21st Nov 2019

A waterfall or stream can make a great addition to your pond. It can be an ideal way to return filtered water, it will inject vital oxygen and may possibly be the pond’s visual centrepiece while adding soothing sound to the garden.

The waterfall’s positioning, design and the materials required in the construction should be fully planned before you begin building the pond.

Preformed Waterfalls

The easiest way of adding a water-way to your pond is to buy and install a preformed waterfall. There are many styles of molded waterfalls available, and they vary from inexpensive plastic waterfalls to realistic fibreglass and resin models. You will need to position the waterfall on a mound of earth at the side of the pond. Altering the gradient of the waterfall adjusts the flow of the cascading water to the desired effect.

Liner-based Waterfalls and Streams

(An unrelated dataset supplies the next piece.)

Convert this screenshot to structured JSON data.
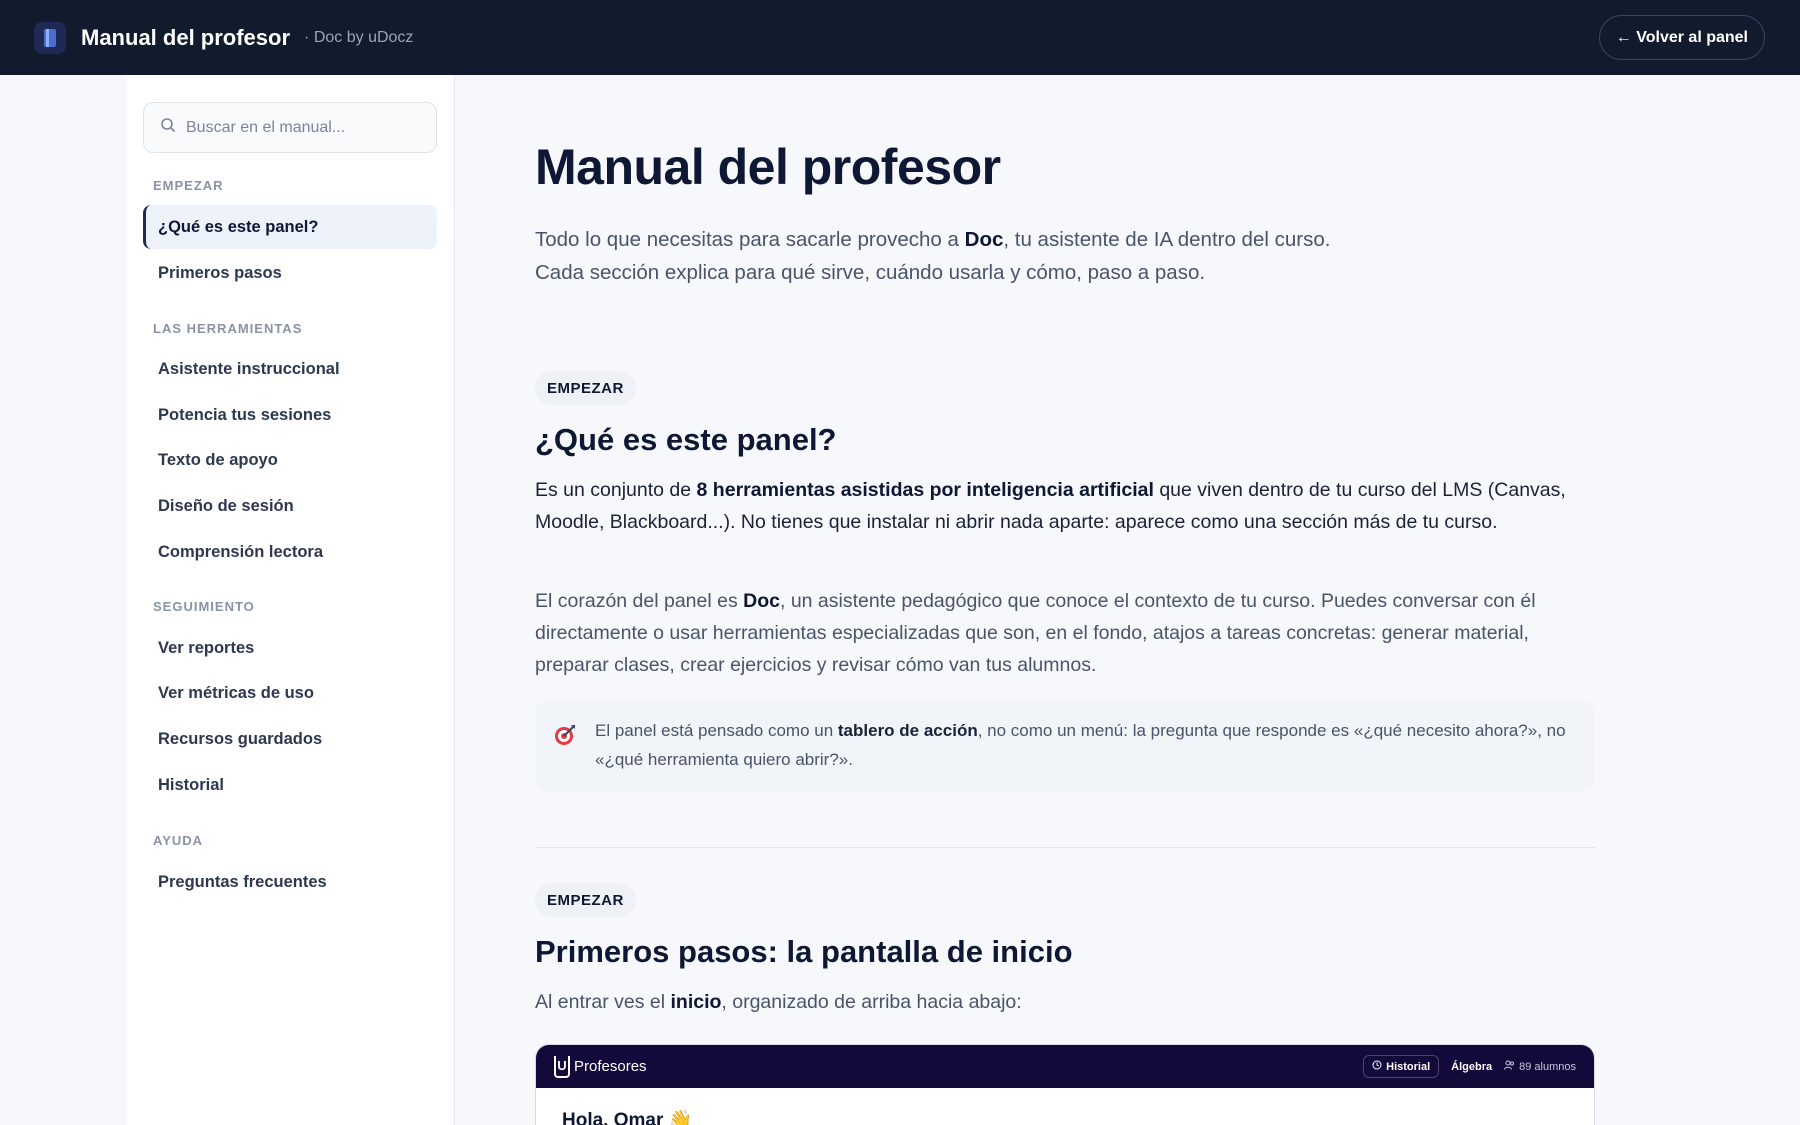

A self-made waterfall or stream will ensure that your finished water-way will match the style of the rest of the pond and garden. It is also an ideal use of any excess liner and underlay which was removed when you built your pond, although long, narrow lengths are available to buy.The liner can be hidden with rocks and cobbles, placed to divert the flow and create a natural effect. Also, slate is an ideal material for creating smooth lips for the water to cascade over.It may be necessary to concrete some rocks in place. In this event it is important to paint the concrete with a pond sealer to prevent lime leaching into the water.Another material ideal for giving streams and waterfalls a natural look is stone liner.

Stainless Steel Blades

Stainless steel blades are designed for more contemporary features, and deliver a sheer, ‘clean-cut’ curtain of water into the pond, ideal for a formal pond design.Stainless steel blades can be attached onto a vertical wall, or built into the brick-work. Some blade designs come with a row of LED lights built in along the lip which create a stunning effect after dark.Blades usually require a larger flow rate of water when compared to other waterfalls. This is to sustain the sheer fall of the water, which would begin to taper and form a ‘v’ shape if the flow was not great enough. The flow rate required is usually given by the manufacturer.